So how do we make this happen in an era of income (and racially) segregated schools? Through mixed income housing. That way, the money homeowners pay in property taxes will go to the same schools their lower income neighbor’s children attend. Beyond school funding, I do believe the presence of middle class and high income families in a community would also change the local economic market. On one hand, when communities are gentrified, we see the disappearance of the mom and pop shops in favor of Whole Foods, Starbucks, and any trendy cupcake shop. I do not approve of this. But with a mixed income neighborhood, the hope is that the local small businesses, many of which are owned by neighborhood residents, can remain while also bringing in perhaps not mega chain stores, but instead, higher quality food sources, better access to healthcare, and more reliable public services (e.g., public transportation, parks, community centers). Let me be clear here, I am not in favor of ‘urban renewal’ (read: gentrification). I do not believe people should be displaced from their homes/communities. I do not believe neighborhoods should lose their history because people who do not live in that area think it’s ‘dangerous’. I do however believe in the power of money. I do believe that consolidated poverty is the root cause of many of the issues we see in lower income areas. What do you expect to happen when you put a lot of people with little resources in a confined space with almost no access to basic necessities like quality food, healthcare, or education? How do you expect them to succeed when you’ve set them up to be crabs in a barrel under a Darwin-esque regime of survival guised as meritocracy?

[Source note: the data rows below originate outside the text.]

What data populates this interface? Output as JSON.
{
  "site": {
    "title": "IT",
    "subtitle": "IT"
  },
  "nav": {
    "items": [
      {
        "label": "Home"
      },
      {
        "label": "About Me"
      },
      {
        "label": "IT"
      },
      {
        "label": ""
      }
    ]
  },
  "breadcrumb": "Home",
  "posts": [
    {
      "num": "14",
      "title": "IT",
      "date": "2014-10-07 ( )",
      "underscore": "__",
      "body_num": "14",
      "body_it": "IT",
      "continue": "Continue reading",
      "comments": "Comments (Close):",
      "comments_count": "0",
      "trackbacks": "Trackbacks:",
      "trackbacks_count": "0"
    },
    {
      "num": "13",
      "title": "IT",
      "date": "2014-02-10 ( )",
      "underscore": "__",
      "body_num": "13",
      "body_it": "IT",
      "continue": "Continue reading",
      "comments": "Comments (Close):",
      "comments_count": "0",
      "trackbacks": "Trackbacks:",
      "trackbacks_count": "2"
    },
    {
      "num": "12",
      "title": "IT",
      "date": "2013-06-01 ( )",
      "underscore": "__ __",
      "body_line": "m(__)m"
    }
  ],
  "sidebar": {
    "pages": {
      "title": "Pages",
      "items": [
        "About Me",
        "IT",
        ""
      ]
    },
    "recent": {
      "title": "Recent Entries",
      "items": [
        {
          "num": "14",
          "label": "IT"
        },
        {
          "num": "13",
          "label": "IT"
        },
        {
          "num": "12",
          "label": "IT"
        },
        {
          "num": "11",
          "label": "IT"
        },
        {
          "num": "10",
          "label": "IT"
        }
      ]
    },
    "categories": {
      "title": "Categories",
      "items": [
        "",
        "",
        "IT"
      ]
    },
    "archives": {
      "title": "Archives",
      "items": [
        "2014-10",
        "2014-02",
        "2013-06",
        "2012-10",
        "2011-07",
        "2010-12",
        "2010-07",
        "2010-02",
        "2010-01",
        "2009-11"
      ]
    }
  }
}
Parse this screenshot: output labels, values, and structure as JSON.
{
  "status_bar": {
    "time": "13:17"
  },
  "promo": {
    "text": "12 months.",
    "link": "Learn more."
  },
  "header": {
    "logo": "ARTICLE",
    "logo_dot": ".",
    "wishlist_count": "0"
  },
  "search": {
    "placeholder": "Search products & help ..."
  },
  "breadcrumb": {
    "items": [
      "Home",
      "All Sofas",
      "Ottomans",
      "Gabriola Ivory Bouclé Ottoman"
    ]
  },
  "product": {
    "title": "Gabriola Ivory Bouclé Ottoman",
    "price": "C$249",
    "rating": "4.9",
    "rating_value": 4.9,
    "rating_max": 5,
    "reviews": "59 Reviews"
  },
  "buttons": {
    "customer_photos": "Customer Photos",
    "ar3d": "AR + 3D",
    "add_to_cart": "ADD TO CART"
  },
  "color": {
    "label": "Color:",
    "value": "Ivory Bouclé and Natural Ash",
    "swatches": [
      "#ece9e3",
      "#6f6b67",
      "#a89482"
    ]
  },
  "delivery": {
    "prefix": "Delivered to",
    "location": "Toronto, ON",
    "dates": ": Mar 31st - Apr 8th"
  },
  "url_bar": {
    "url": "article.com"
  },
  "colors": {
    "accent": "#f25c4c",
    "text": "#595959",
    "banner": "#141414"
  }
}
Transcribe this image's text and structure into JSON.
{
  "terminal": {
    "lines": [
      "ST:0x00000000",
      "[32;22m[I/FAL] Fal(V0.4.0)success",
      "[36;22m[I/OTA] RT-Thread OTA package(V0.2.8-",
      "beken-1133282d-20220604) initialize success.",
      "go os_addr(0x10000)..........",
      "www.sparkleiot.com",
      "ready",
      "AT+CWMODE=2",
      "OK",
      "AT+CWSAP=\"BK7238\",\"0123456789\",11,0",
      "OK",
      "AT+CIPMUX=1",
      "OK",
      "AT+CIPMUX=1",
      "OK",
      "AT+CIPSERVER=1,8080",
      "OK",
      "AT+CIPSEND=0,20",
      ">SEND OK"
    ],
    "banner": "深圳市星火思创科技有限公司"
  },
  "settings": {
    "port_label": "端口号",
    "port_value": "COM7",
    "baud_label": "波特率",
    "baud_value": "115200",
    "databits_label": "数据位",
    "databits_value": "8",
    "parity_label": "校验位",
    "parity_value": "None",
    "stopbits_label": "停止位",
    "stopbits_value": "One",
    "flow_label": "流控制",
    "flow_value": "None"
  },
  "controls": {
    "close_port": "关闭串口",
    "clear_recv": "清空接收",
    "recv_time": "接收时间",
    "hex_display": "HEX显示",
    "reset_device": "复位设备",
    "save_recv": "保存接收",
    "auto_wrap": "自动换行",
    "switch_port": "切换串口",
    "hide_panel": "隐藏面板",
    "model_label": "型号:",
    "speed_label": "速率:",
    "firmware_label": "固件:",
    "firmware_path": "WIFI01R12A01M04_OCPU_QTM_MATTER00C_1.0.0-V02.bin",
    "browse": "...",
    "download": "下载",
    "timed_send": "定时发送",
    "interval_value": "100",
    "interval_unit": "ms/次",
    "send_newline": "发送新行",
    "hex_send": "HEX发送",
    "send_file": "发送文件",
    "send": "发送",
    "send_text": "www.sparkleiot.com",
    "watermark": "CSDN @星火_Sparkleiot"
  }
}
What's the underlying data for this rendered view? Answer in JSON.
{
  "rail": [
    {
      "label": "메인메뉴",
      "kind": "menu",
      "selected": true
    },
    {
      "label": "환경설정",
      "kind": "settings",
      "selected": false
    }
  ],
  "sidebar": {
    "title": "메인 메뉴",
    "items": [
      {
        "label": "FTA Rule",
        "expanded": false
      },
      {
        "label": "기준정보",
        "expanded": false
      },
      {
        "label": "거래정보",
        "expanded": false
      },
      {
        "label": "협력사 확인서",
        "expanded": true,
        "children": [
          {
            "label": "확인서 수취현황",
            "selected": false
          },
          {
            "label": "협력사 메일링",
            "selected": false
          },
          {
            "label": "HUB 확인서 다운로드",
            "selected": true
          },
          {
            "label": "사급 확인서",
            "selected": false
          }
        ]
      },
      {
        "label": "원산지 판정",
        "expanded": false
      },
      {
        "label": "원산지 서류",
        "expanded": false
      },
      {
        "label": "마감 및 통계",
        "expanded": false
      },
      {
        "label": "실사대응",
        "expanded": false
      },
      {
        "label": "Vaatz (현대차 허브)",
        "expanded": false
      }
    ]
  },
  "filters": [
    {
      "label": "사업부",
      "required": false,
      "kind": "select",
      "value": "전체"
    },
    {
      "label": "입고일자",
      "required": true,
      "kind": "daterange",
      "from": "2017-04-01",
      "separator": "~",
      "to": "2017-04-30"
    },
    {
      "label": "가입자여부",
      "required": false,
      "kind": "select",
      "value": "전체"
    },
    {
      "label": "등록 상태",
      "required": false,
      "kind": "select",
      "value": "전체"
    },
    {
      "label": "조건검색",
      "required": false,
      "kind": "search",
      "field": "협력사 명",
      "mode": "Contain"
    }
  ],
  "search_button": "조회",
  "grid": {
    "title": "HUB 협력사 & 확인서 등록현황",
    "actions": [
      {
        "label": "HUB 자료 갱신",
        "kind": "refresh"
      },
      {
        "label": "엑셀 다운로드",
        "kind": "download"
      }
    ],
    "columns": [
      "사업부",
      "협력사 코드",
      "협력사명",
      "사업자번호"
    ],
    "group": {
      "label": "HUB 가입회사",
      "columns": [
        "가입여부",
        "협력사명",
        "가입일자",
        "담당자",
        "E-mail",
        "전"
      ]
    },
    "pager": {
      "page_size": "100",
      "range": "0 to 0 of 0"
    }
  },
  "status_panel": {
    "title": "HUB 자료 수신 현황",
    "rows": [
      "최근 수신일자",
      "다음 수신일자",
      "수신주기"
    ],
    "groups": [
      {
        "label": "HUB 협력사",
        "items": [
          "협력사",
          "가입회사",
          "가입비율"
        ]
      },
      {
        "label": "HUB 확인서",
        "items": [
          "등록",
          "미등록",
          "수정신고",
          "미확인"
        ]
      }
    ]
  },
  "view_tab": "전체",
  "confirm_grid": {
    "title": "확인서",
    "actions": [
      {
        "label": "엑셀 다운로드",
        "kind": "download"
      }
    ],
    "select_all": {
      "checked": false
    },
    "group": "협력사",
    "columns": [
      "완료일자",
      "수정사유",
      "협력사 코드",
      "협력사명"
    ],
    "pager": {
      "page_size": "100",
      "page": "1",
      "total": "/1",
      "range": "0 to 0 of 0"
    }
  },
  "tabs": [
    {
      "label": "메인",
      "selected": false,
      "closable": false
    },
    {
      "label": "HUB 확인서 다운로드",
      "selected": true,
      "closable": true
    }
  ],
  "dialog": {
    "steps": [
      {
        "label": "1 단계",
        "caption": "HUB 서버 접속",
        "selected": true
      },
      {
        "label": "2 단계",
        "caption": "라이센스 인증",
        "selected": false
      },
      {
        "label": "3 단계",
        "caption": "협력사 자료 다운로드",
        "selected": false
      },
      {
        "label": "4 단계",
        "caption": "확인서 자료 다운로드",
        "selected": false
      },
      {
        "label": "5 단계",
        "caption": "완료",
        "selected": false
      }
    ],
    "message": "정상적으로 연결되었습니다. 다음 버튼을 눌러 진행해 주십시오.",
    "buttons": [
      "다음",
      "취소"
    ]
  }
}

But I digress.

My actual point here is to outline the ways in which I am rethinking my solution of mixed income housing to solve the problem of inequitable school funding (and all its concomitants). I still believe everything I said about the value of mixed income housing; however, I am expanding my theory to include not just the context of schooling, but also the practices within schools.

I’ve never believed that racial integration would eradicate racism. That theory to me has always been illogical and flawed. Proximity doesn’t change attitudes; it leads to polarization and stronger identification with in-groups. INTERACTION changes attitudes. It really is a catch 22 because we know that between-group interactions lead to higher achievements (because of shared knowledge/skills), but we need teachers, policies, and school climates supportive of that interaction. Diversity means nothing if there are no relationships between diverse peoples.

mixed class

Beverly Tatum made that clear in her classic text, Why are all the Black Kids Sitting Together in the Cafeteria? It is dangerous to believe that mixed income (and consequently, mixed race) schools will magically make everything better. It will not. Those attitudes will trickle into the classroom and before we know it, separate but equal will be WITHIN the schools, not BETWEEN schools. As we see in the article about mixed income housing in New York, those in power not only want to be in power, they want to be SEEN being in power. They want to FEEL in power. What does this mean for the schooling experiences of low income children? Will they be made to sit in the back of the classroom? Will they have separate lockers? Different teachers? We already know that even in the mixed race schools we do have, students of color are labeled special education and tracked into remedial courses at disproportionate rates. They are also suspended and expelled at rates three times that of white students. If this is the outcome of mixed income schools, I am pulling a Diane Ravitch. I rescind my support of mixed income housing and mixed income schools. I’d rather my child be in an underfunded school with fewer resources than be treated like an outcast in a well-funded school. I can supplement my child’s education, but I can’t repair my child’s broken spirit.

This is not a choice I or any parent should have to make. When will we wake up from the reality that we are sleepwalking back to Plessy?